Given records.
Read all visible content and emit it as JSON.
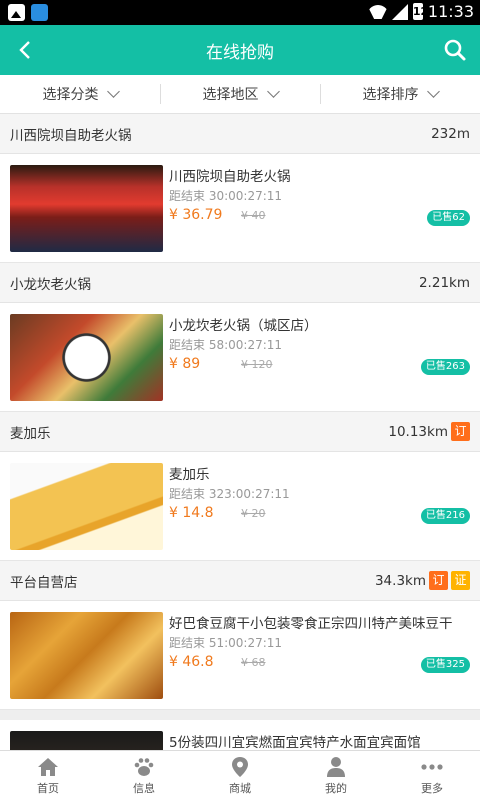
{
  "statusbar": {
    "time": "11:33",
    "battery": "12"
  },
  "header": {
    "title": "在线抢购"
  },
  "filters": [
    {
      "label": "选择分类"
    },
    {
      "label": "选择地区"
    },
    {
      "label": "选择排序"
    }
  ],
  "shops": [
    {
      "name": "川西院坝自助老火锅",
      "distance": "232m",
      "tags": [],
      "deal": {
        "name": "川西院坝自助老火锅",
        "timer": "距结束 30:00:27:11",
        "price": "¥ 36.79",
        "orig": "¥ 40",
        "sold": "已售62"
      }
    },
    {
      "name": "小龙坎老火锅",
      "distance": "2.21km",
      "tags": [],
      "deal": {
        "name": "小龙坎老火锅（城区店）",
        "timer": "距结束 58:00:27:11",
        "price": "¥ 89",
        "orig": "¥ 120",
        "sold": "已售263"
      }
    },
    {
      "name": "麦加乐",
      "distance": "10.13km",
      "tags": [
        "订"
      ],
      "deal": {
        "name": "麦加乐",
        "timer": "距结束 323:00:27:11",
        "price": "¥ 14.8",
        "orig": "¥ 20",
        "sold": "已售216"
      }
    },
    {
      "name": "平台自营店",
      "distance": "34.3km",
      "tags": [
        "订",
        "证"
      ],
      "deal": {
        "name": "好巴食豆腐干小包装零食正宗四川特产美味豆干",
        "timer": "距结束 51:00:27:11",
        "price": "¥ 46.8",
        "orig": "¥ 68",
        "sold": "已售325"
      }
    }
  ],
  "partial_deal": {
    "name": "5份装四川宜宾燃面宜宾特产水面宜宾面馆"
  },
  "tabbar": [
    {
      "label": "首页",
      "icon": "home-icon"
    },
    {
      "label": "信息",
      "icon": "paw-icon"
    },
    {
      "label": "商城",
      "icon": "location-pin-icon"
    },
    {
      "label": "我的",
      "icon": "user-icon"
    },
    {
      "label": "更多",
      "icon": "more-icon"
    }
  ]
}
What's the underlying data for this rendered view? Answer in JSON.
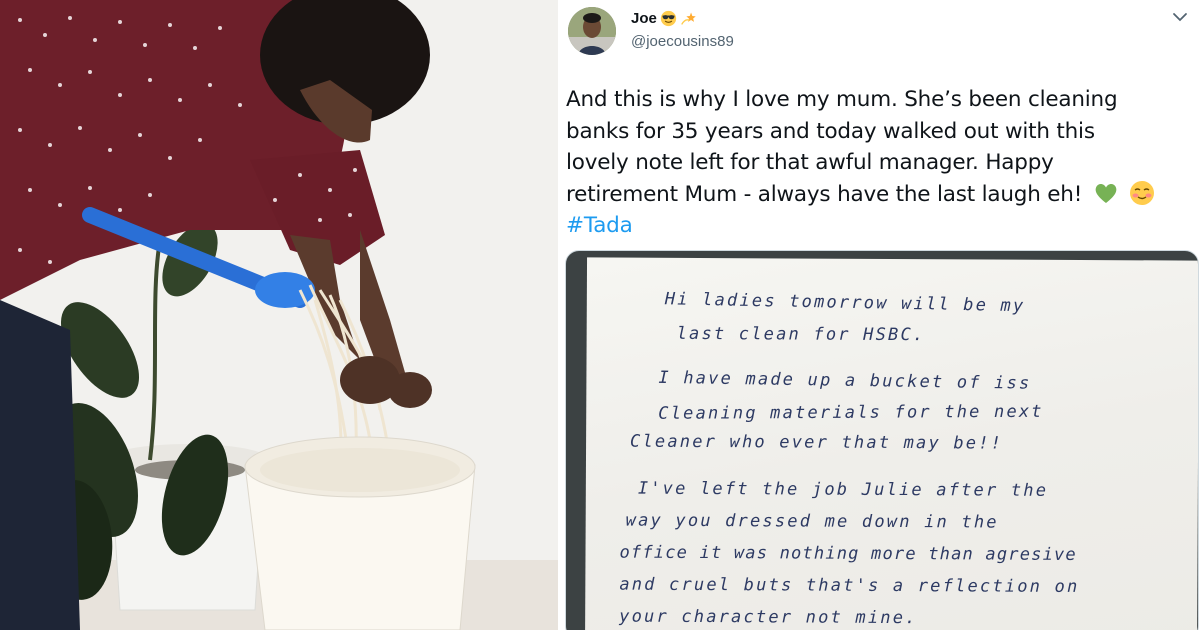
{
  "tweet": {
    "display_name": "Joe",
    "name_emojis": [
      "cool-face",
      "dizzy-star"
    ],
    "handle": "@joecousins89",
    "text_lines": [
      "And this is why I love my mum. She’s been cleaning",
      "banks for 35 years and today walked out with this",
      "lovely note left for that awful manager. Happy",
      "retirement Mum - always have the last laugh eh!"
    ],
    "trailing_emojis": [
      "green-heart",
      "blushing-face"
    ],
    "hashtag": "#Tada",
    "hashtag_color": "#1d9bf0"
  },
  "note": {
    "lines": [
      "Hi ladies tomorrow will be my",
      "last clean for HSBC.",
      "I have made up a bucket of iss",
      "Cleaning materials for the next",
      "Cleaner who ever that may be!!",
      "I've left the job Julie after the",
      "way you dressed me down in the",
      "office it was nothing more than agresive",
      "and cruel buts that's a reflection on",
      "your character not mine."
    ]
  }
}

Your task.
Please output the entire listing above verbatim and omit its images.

Answer section.
Read all visible content and emit it as JSON.
{
  "statusbar": {
    "time": "11:33",
    "battery": "12"
  },
  "header": {
    "title": "在线抢购"
  },
  "filters": [
    {
      "label": "选择分类"
    },
    {
      "label": "选择地区"
    },
    {
      "label": "选择排序"
    }
  ],
  "shops": [
    {
      "name": "川西院坝自助老火锅",
      "distance": "232m",
      "tags": [],
      "deal": {
        "name": "川西院坝自助老火锅",
        "timer": "距结束 30:00:27:11",
        "price": "¥ 36.79",
        "orig": "¥ 40",
        "sold": "已售62"
      }
    },
    {
      "name": "小龙坎老火锅",
      "distance": "2.21km",
      "tags": [],
      "deal": {
        "name": "小龙坎老火锅（城区店）",
        "timer": "距结束 58:00:27:11",
        "price": "¥ 89",
        "orig": "¥ 120",
        "sold": "已售263"
      }
    },
    {
      "name": "麦加乐",
      "distance": "10.13km",
      "tags": [
        "订"
      ],
      "deal": {
        "name": "麦加乐",
        "timer": "距结束 323:00:27:11",
        "price": "¥ 14.8",
        "orig": "¥ 20",
        "sold": "已售216"
      }
    },
    {
      "name": "平台自营店",
      "distance": "34.3km",
      "tags": [
        "订",
        "证"
      ],
      "deal": {
        "name": "好巴食豆腐干小包装零食正宗四川特产美味豆干",
        "timer": "距结束 51:00:27:11",
        "price": "¥ 46.8",
        "orig": "¥ 68",
        "sold": "已售325"
      }
    }
  ],
  "partial_deal": {
    "name": "5份装四川宜宾燃面宜宾特产水面宜宾面馆"
  },
  "tabbar": [
    {
      "label": "首页",
      "icon": "home-icon"
    },
    {
      "label": "信息",
      "icon": "paw-icon"
    },
    {
      "label": "商城",
      "icon": "location-pin-icon"
    },
    {
      "label": "我的",
      "icon": "user-icon"
    },
    {
      "label": "更多",
      "icon": "more-icon"
    }
  ]
}
What's the underlying data for this rendered view? Answer in JSON.
{
  "tweet": {
    "display_name": "Joe",
    "name_emojis": [
      "cool-face",
      "dizzy-star"
    ],
    "handle": "@joecousins89",
    "text_lines": [
      "And this is why I love my mum. She’s been cleaning",
      "banks for 35 years and today walked out with this",
      "lovely note left for that awful manager. Happy",
      "retirement Mum - always have the last laugh eh!"
    ],
    "trailing_emojis": [
      "green-heart",
      "blushing-face"
    ],
    "hashtag": "#Tada",
    "hashtag_color": "#1d9bf0"
  },
  "note": {
    "lines": [
      "Hi ladies tomorrow will be my",
      "last clean for HSBC.",
      "I have made up a bucket of iss",
      "Cleaning materials for the next",
      "Cleaner who ever that may be!!",
      "I've left the job Julie after the",
      "way you dressed me down in the",
      "office it was nothing more than agresive",
      "and cruel buts that's a reflection on",
      "your character not mine."
    ]
  }
}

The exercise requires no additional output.